The spring of 2019 has seen the implementation of the ban on military service by transgender individuals.  What started as a tweet by President Trump in 2017 has now come to be official U.S. military policy. That policy is being challenged and cases are working their way through the courts.

The Pentagon issued a memorandum on March 12, 2019, outlining the transgender ban policy.  This memorandum went into effect on April 12, and is effective for one year. The Pentagon tried to sell the idea that the policy was not a ban.  Instead, it explained that it simply states that all persons must meet the “standards associated with their biological sex.”  Under the policy, “a history of cross-sex hormone therapy or a history of sex reassignment or genital reconstruction surgery is disqualifying.”  In other words, transgender people can serve as long as they are not transgender.  However, as observers had predicted, the policy does not make those who are already serving in their preferred gender subject to discharge and they can continue to serve.

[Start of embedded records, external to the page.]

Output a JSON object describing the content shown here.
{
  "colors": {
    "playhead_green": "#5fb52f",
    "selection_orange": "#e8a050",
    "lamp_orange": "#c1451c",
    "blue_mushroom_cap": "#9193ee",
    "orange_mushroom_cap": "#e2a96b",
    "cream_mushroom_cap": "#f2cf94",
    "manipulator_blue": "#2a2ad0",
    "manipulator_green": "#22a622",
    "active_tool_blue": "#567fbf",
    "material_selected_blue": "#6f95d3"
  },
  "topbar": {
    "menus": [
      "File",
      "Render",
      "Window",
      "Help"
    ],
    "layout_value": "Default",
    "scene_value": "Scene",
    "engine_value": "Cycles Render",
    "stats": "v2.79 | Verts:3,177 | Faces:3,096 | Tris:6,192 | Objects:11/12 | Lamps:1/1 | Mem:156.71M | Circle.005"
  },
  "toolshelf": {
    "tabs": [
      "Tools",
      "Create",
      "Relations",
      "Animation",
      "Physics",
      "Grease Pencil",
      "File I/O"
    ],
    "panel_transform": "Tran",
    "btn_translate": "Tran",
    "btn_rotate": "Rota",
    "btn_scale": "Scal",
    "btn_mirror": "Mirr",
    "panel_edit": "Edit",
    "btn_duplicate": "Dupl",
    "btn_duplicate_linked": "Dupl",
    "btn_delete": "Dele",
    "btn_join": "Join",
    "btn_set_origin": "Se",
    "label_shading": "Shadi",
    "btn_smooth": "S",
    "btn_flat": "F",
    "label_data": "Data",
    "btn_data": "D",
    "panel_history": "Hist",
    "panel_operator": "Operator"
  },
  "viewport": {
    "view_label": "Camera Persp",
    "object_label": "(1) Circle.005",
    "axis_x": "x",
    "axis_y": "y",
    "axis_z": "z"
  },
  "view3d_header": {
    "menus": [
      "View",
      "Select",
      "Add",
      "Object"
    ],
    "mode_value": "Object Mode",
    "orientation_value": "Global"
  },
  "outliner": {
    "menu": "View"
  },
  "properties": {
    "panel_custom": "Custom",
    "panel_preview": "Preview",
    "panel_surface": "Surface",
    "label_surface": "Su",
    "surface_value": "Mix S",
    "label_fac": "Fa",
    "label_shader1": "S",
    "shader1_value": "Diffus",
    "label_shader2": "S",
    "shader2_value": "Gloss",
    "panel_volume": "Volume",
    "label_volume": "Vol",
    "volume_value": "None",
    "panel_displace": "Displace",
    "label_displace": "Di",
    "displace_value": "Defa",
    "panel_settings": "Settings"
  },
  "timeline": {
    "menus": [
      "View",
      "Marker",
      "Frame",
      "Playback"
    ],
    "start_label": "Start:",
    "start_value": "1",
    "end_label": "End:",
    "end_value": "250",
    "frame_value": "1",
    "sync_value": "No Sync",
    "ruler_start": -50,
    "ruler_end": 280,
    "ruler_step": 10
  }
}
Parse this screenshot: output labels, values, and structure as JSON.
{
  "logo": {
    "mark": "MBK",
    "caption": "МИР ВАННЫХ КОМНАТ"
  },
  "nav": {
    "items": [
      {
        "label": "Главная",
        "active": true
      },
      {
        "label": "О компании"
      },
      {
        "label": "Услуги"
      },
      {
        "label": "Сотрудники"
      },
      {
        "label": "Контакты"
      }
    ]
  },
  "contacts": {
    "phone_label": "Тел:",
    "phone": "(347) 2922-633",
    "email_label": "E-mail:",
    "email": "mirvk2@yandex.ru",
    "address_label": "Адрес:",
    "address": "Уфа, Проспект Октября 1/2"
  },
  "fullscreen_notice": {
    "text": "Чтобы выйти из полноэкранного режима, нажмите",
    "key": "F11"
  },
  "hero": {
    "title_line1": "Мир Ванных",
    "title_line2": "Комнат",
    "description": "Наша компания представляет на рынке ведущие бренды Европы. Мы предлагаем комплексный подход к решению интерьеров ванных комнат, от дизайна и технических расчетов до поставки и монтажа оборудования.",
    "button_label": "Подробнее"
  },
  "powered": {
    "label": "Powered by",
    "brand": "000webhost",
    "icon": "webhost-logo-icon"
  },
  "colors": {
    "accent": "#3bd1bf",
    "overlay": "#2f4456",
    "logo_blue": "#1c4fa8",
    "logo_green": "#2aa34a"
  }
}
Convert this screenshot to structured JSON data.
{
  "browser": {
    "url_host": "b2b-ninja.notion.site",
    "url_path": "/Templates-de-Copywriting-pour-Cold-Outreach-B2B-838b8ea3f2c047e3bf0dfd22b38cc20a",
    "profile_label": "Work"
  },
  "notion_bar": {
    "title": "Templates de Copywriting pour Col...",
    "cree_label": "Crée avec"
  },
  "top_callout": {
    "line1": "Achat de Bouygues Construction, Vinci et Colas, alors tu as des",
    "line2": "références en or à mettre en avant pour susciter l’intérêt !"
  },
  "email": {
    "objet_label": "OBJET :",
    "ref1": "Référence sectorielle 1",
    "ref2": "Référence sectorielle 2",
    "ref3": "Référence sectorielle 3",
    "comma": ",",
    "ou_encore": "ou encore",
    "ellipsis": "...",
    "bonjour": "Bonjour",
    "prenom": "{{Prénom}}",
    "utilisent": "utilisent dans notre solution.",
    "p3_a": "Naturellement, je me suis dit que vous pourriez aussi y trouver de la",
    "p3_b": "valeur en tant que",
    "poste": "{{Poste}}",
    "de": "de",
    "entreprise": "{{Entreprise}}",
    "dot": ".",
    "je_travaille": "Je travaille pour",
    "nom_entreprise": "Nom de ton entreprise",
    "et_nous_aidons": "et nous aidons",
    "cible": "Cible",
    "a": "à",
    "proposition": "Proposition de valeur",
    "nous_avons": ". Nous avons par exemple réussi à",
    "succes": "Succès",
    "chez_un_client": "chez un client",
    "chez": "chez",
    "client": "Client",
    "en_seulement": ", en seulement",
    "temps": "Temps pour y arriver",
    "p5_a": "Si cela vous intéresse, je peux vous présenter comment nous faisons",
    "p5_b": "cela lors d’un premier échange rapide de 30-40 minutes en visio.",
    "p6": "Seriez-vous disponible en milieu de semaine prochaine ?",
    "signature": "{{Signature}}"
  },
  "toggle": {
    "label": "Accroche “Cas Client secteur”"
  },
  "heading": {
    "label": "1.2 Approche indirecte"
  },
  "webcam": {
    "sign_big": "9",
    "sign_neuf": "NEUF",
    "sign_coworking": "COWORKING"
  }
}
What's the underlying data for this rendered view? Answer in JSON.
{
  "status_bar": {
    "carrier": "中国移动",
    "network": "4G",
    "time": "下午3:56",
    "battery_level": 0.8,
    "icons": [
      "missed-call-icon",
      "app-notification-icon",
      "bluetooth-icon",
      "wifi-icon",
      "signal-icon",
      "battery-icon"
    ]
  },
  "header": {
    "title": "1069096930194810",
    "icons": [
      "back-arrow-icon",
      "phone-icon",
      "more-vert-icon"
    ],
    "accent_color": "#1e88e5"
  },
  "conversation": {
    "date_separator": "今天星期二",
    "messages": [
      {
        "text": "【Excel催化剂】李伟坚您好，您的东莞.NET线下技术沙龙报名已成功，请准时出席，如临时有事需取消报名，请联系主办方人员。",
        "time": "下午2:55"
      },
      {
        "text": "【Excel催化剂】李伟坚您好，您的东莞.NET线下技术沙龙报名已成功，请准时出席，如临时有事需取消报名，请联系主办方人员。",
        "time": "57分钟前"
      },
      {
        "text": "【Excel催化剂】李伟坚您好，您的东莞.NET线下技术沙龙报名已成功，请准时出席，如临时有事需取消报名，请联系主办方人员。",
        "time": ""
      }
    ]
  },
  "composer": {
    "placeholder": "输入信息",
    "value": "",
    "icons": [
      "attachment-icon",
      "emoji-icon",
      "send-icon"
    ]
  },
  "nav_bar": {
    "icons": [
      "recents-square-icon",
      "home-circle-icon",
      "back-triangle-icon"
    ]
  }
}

The policy has been roundly criticized by human rights groups and by a wide variety of current and former servicemembers. The President of the American Medical Association issued the following statement: “The AMA has said repeatedly that there is no medically valid reason – including a diagnosis of gender dysphoria – to exclude transgender individuals from military service.”   Since the announcement of the policy, the National Guard units of six states – California, Colorado, Nevada, New Mexico, Oregon and Washington have announced that they will not comply with the ban.

On June 14, 2019, the Ninth Circuit filed its decision regarding the case from Washington State.  The Court, as expected, dissolved the injunction against the ban.  However, somewhat surprisingly, the court also ordered the District Court to again examine an injunction using the standard it adopted during the DADT litigation.  The court stated: “We conclude that the 2018 Policy on its face treats transgender persons differently than other persons, and consequently something more than rational basis but less than strict scrutiny applies.” The court went on to say: “Defendants bear the burden of establishing that they reasonably determined the policy ‘significantly furthers’ the government’s important interests, and that is not a trivial burden.”  It remains to be seen if this test will be applied to the other cases now pending and how it will affect the Washington case on remand.

So, at this time, the ban is in effect. Lawsuits challenging it and legislation removing it remain pending. The MLTF will continue to follow developments regarding this issue. Please subscribe to On Watch and check our website at to learn about the latest news and court rulings. 

Jeff Lake is Chair of the NLG Military Law Task Force.  He is in private practice in San Jose, California.